Vibes, the Economy and the Election by Nate Cohn, New York Times. I thought this piece from Cohn perfectly framed the biggest dispute within the Democratic Party over the economy — is the dissatisfaction of the people based on something real or an incorrect perception fueled by the traditional media, social media, and Right Wing propaganda? In other words, do Democrats have a substance problem or a communication problem? Answering that question correctly is essential to developing an effective strategy.
From the Kitchen Table to the Whole House by Anat Shenker Osorio (ASO Communications) and Jennifer Fernandez Ancona (Way to Win). This is a research project from two intelligent, strategic thinkers that offers a set of specific steps to counter MAGA messaging and rebuild our coalition. I highly recommend the whole thing, but here is one critical insight:
Economic arguments alone cannot rebuff the full spectrum of attacks coming

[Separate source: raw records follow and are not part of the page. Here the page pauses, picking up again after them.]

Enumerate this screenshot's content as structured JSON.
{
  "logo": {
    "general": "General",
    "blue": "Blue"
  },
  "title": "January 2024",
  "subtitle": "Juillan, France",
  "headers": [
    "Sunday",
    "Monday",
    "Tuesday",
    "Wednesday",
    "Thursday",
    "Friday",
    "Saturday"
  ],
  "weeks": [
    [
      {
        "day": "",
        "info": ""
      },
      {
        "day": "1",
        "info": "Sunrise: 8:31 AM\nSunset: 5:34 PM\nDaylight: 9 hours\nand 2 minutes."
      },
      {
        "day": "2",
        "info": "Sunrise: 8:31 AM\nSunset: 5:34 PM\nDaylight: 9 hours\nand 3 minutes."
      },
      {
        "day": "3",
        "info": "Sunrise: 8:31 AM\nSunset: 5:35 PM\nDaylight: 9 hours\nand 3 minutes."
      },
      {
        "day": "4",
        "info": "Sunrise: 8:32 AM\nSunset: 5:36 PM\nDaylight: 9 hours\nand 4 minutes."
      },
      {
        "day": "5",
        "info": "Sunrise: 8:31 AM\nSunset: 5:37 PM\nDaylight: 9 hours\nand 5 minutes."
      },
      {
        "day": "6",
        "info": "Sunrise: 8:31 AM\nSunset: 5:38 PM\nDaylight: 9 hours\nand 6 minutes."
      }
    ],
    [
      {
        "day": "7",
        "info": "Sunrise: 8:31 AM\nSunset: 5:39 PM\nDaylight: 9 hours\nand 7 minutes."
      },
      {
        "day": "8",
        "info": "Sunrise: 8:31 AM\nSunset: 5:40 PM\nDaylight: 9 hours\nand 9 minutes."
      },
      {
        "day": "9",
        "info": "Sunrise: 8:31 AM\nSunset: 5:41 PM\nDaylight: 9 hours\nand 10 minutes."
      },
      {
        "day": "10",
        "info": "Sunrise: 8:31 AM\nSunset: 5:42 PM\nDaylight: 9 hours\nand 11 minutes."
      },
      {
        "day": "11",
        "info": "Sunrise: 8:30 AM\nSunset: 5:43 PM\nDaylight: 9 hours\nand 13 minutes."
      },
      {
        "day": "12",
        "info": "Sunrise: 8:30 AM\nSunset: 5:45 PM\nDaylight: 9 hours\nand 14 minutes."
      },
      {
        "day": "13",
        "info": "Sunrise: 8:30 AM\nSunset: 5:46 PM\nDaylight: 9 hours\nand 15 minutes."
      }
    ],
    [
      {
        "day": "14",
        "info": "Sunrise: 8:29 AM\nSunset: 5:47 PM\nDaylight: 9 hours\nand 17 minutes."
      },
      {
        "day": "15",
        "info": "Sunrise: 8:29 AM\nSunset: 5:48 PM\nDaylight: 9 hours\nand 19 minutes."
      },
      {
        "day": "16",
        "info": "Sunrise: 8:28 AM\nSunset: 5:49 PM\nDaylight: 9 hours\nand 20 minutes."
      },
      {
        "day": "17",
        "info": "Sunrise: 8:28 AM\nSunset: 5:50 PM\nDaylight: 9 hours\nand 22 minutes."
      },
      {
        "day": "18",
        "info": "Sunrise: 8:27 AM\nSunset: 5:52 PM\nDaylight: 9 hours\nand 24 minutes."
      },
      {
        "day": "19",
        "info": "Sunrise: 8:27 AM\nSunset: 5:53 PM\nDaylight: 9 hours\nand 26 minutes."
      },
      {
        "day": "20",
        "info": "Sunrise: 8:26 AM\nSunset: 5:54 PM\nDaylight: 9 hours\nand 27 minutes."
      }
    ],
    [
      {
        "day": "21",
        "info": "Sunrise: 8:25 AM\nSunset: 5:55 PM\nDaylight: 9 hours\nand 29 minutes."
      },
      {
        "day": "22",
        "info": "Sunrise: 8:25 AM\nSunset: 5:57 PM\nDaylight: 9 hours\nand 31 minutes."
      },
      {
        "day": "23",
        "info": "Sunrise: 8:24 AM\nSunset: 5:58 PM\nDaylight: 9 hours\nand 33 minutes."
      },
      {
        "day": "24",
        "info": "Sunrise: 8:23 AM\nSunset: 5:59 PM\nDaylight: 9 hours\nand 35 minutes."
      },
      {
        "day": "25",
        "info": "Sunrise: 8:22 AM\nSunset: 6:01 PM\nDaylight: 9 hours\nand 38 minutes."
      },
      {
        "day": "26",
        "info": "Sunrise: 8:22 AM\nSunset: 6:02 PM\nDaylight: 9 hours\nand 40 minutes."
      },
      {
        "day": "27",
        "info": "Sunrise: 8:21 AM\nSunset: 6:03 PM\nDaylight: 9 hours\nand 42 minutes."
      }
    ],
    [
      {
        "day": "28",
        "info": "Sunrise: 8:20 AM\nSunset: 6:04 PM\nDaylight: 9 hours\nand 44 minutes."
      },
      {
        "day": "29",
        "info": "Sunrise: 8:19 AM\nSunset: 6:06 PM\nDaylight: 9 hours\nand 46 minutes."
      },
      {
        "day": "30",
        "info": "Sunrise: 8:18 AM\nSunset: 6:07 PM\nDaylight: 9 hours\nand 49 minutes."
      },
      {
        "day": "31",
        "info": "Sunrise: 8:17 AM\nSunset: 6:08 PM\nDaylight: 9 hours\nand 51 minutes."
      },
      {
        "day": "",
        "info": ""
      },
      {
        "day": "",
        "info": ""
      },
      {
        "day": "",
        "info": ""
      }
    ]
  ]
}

from Republicans and thus fall short at moving voters in a partisan context.
Instead, messages that speak to personal, social and economic concerns — under the banner of a better life — animate swing and surge voters, while helping inoculate against opposing rhetoric.
How Progressives Should Reframe Their Economic Messaging by Bryan Bennet, Navigator Research. Bryan and the folks at Navigator have as much data on how people feel about the economy as anyone in politics. In the memo, Bryan synthesizes this data into a messaging strategy to help progressives up and down the ballot talk about the economy.
There is an opening for progressives for two reasons: one, Republicans burned up their long-established brand as the party that is serious about focusing on the fundamentals of the economy; and two, Democrats passed an economic policy agenda that is really popular — just deeply unknown — while Republicans continue to shill for corporations and the wealthy at every opportunity.
As a result, progressives should reframe their popular economic agenda to focus on bringing down costs and improving the economy for everyday people while driving a contrast that forces a choice against unpopular, extremist Republican policy proposals.
Why “Bidenomics” isn’t resonating & which accomplishments move the needle most by Blueprint Research — a new polling operation spun up this cycle. Opinions vary on whether the use of the term “Bidenomics” was a strategic mistake. This new research shows the problem stems less from the term and more from the underlying focus.
Blueprint’s polling shows a major disconnect on where voters think President Biden and Bidenomics are focused compared to where they want the focus to be. Voters believe that the President is mostly focused on creating more jobs (43%), but would overwhelmingly prefer to see improvement on prices (64%) rather than on jobs (7%). However, voters do believe that prices are the primary focus of both the Republican Party (54%) and former President Trump (49%). The reason Bidenomics isn’t resonating with voters is that it is simply not seen as addressing their concerns about the economy.
This is just the beginning of this very important discussion. More to come in 2024. Happy Holidays.